The province of Alberta cancelled its own long-standing regulations regarding coal mining exploration, leases and development in May 2020, but the government was forced to reverse course – as stated in a press release in February 8, Alberta’s 1976 coal policy reinstated . The policy was not only reinstated, but the government promises “we will implement further protections and consult with Albertans on a new, modern coal policy.” The Narwhal provides an overview of events and the political miscalculations in “How a public uprising forced a province built on fossil fuels to reverse course on coal mining” – quoting a political science professor at the University of Alberta who calls the public pressure “unprecedented” – “The government simply did not imagine that this kind of mobilization could happen” . The Canadian Parks and Wilderness Society website has monitored the issue in a series of news releases and hosts an online campaign against coal development, still expressing concern about the government’s intentions. The article in The Narwhal implies that the current Kenny government is out of touch with the diversity of opinion in Alberta – a diversity reflected in a poll released by Pembina Institute in February, showing Albertan attitudes to the oil and gas industry and to the goal of net-zero emissions.
In the interim before the consultation is launched, the National Observer published “There is no such thing as a contamination-free coal mine, top scientist warns Albertans” (Feb. 16) – summarizing a 2019 evaluation of the Benga Mining proposal for an open-pit coal mine at Grassy Mountain near the Crowsnest Pass in the Rockies, which concluded: “The Grassy Mountain Coal Project will create a ticking environmental time-bomb resulting from selenium pollution of high quality, high value aquatic habitats and culminate in poisoning of provincially and federally protected fish.”
July 2017 saw the release of Lessons from Previous Coal Transitions: High-level Summary for Decision-makers , a synthesis report of case studies of past coal mining transitions in Spain, U.K., the Netherlands, Poland, U.S., and the Czech Republic – some as far back as the 1970’s. Some key take-aways from the report: “Because of the large scale and complexity of the challenges to be addressed, the earlier that actors (i.e. workers, companies and regions) anticipated, accepted and began to implement steps to prepare and cushion the shock of the transition, the better the results”; “the aggregate social costs to the state of a failure to invest in the transition of workers and regions are often much higher that the costs of not investing from an overall societal perspective.” While the level of cost details varies in the case studies, it is clear that costs are significant.
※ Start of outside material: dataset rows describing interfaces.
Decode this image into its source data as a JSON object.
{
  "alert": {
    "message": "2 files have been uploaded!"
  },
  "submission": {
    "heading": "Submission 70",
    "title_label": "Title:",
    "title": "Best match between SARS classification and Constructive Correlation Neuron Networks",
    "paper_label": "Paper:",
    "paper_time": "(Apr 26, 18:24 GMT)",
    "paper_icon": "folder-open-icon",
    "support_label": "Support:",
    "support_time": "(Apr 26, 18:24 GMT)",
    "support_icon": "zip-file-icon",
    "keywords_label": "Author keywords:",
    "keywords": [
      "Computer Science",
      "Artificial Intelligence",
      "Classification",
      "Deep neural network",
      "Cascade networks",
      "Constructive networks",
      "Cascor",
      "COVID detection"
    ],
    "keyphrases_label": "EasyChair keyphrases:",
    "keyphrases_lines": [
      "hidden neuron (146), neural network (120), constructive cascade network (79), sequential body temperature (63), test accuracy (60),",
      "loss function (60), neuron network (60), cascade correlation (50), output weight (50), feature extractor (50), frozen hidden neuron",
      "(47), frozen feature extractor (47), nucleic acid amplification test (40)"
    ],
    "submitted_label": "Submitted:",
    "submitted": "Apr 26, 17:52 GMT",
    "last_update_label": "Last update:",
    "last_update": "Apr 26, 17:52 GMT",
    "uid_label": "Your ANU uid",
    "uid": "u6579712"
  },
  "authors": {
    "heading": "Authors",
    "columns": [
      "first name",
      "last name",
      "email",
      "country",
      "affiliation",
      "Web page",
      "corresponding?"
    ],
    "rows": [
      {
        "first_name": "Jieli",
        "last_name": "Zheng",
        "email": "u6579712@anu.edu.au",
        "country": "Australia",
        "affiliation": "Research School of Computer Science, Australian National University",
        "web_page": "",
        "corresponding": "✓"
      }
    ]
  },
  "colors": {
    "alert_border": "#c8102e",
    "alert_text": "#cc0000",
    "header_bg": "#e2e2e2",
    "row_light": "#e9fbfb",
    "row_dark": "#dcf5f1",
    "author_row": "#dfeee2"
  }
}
For example, the case study of Limburg, Netherlands states that the national government spent approximately 11.6 billion Euros (in today’s prices) on national subsidies to support coal prices and regional reconversion, in addition to several 100 million per year in EU funds. “One estimate also suggested that in the Dutch case, all told, regional reinvestment in new economic activities also cost about 300 to 400 000€/per long-term job created.” Limburg is also cited as “remarkable for the relatively consensual nature of the transition between unions, company and government.” (see page 10).
The Synthesis report and individual case study reports of the six countries are available here . These are the work of the Research and Dialogue on Coal Transitions project, a large-scale research project led by Climate Strategies and the Institute for Sustainable Development and International Relations (IDDRI) , which also sponsors the Deep Decarbonization Pathways Project. Future reports scheduled for 2018: a Global report, and a Round Table on the Future of Coal.